## ASSIGNMENT:
Show all lines from the records below in which the string "false" is present.

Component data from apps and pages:
::::::::
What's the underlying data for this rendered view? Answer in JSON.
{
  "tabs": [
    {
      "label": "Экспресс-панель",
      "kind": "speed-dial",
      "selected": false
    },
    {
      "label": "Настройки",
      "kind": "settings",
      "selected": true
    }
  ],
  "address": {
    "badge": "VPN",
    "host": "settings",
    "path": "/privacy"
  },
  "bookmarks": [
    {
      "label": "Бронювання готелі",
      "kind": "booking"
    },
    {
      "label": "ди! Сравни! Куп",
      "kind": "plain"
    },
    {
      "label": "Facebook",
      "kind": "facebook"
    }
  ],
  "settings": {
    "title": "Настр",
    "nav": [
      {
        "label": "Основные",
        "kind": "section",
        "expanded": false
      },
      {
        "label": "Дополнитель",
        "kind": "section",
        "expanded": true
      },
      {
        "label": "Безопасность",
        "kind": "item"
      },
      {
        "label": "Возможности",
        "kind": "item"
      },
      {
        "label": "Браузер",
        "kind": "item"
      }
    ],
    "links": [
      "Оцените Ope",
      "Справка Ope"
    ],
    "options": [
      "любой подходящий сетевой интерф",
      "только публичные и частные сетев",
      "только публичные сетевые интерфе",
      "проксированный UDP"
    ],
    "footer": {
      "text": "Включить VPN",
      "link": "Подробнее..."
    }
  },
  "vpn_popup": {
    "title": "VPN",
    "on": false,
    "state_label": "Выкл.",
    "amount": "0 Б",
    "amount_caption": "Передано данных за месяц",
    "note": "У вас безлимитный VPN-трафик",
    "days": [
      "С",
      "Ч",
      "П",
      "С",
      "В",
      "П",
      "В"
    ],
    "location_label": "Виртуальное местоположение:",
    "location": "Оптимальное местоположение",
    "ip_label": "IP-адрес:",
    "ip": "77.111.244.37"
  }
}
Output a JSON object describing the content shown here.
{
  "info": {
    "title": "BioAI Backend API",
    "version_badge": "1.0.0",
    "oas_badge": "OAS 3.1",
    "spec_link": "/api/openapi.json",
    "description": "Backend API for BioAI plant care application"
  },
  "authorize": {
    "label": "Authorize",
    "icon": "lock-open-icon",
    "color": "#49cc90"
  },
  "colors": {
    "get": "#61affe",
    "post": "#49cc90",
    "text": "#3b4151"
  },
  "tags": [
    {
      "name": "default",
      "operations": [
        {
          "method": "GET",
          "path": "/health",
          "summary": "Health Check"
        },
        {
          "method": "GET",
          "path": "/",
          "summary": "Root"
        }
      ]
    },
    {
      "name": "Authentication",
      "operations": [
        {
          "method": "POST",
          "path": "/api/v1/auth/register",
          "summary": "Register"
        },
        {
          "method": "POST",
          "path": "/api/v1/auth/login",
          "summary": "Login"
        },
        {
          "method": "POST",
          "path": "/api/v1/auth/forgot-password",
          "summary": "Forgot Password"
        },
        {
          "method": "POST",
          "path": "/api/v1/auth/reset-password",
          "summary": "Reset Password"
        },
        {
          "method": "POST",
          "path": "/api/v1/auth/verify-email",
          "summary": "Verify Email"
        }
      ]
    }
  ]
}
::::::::
## PROBLEM SOLUTION:
      "selected": false
        "expanded": false
    "on": false,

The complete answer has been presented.